* **EXERCISE INPUTS**:

______________________________

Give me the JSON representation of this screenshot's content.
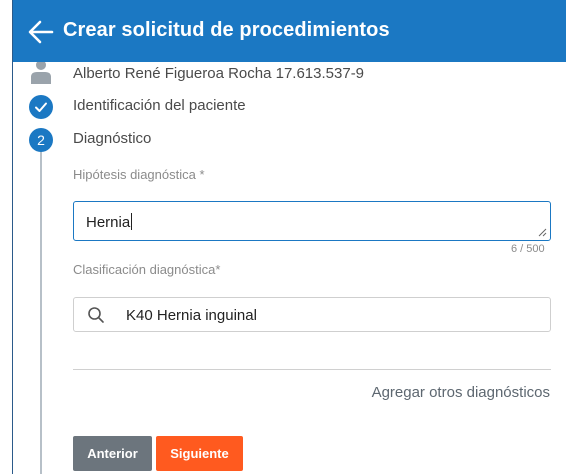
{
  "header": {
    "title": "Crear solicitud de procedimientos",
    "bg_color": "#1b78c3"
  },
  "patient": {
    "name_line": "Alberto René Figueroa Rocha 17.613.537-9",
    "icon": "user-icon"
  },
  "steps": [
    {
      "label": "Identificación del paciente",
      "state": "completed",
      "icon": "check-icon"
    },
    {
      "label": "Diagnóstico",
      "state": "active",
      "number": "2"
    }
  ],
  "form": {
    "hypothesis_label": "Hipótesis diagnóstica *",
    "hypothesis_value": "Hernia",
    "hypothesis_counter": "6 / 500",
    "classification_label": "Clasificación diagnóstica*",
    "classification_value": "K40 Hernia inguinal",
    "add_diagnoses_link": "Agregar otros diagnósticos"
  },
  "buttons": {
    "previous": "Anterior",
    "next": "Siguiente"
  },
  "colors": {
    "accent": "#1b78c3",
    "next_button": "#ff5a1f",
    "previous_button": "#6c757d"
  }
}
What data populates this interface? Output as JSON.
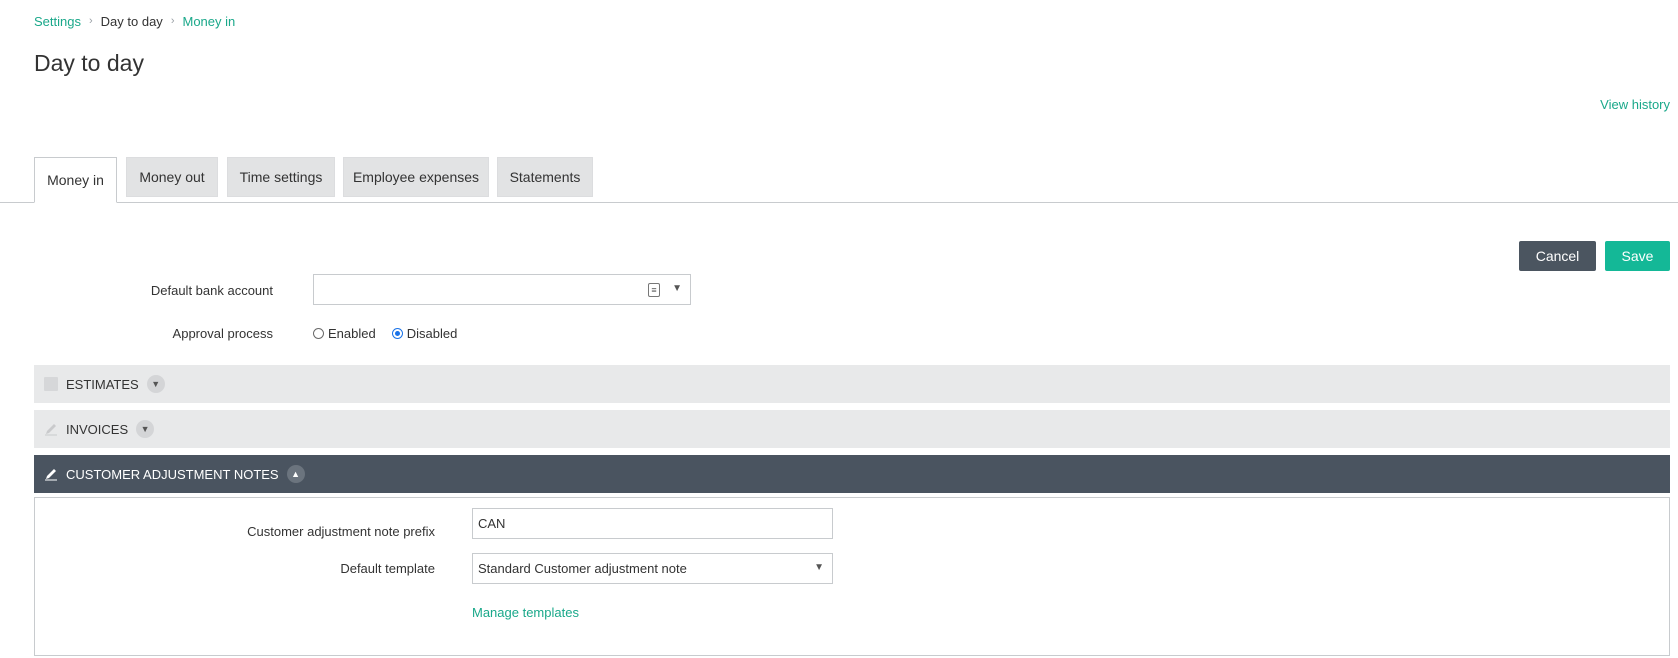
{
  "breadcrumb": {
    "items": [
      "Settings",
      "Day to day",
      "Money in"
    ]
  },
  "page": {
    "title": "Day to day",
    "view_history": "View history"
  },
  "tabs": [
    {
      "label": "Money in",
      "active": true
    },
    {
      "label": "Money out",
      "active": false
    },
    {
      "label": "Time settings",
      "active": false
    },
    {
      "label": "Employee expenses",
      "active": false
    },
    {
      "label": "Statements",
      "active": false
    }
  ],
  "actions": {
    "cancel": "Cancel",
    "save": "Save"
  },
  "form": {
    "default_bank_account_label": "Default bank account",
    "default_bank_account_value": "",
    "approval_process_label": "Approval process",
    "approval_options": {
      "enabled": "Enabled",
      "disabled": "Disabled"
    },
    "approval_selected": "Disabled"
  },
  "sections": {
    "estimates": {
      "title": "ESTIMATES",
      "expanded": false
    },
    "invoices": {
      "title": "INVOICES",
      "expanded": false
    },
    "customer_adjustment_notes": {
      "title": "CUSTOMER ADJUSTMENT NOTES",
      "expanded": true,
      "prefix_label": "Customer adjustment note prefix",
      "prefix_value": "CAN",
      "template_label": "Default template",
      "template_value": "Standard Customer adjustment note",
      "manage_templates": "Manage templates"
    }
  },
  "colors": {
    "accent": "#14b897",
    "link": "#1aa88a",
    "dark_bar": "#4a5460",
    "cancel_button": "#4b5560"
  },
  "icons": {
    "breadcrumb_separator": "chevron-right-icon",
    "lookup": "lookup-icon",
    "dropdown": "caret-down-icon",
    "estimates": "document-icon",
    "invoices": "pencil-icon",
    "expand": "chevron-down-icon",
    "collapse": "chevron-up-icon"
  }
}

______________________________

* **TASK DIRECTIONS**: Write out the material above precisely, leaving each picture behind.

* **THE COMPLETED TASK**:
Give me the JSON representation of this screenshot's content.
{
  "header": {
    "title": "Crear solicitud de procedimientos",
    "bg_color": "#1b78c3"
  },
  "patient": {
    "name_line": "Alberto René Figueroa Rocha 17.613.537-9",
    "icon": "user-icon"
  },
  "steps": [
    {
      "label": "Identificación del paciente",
      "state": "completed",
      "icon": "check-icon"
    },
    {
      "label": "Diagnóstico",
      "state": "active",
      "number": "2"
    }
  ],
  "form": {
    "hypothesis_label": "Hipótesis diagnóstica *",
    "hypothesis_value": "Hernia",
    "hypothesis_counter": "6 / 500",
    "classification_label": "Clasificación diagnóstica*",
    "classification_value": "K40 Hernia inguinal",
    "add_diagnoses_link": "Agregar otros diagnósticos"
  },
  "buttons": {
    "previous": "Anterior",
    "next": "Siguiente"
  },
  "colors": {
    "accent": "#1b78c3",
    "next_button": "#ff5a1f",
    "previous_button": "#6c757d"
  }
}
What data populates this interface? Output as JSON.
{
  "breadcrumb": {
    "items": [
      "Settings",
      "Day to day",
      "Money in"
    ]
  },
  "page": {
    "title": "Day to day",
    "view_history": "View history"
  },
  "tabs": [
    {
      "label": "Money in",
      "active": true
    },
    {
      "label": "Money out",
      "active": false
    },
    {
      "label": "Time settings",
      "active": false
    },
    {
      "label": "Employee expenses",
      "active": false
    },
    {
      "label": "Statements",
      "active": false
    }
  ],
  "actions": {
    "cancel": "Cancel",
    "save": "Save"
  },
  "form": {
    "default_bank_account_label": "Default bank account",
    "default_bank_account_value": "",
    "approval_process_label": "Approval process",
    "approval_options": {
      "enabled": "Enabled",
      "disabled": "Disabled"
    },
    "approval_selected": "Disabled"
  },
  "sections": {
    "estimates": {
      "title": "ESTIMATES",
      "expanded": false
    },
    "invoices": {
      "title": "INVOICES",
      "expanded": false
    },
    "customer_adjustment_notes": {
      "title": "CUSTOMER ADJUSTMENT NOTES",
      "expanded": true,
      "prefix_label": "Customer adjustment note prefix",
      "prefix_value": "CAN",
      "template_label": "Default template",
      "template_value": "Standard Customer adjustment note",
      "manage_templates": "Manage templates"
    }
  },
  "colors": {
    "accent": "#14b897",
    "link": "#1aa88a",
    "dark_bar": "#4a5460",
    "cancel_button": "#4b5560"
  },
  "icons": {
    "breadcrumb_separator": "chevron-right-icon",
    "lookup": "lookup-icon",
    "dropdown": "caret-down-icon",
    "estimates": "document-icon",
    "invoices": "pencil-icon",
    "expand": "chevron-down-icon",
    "collapse": "chevron-up-icon"
  }
}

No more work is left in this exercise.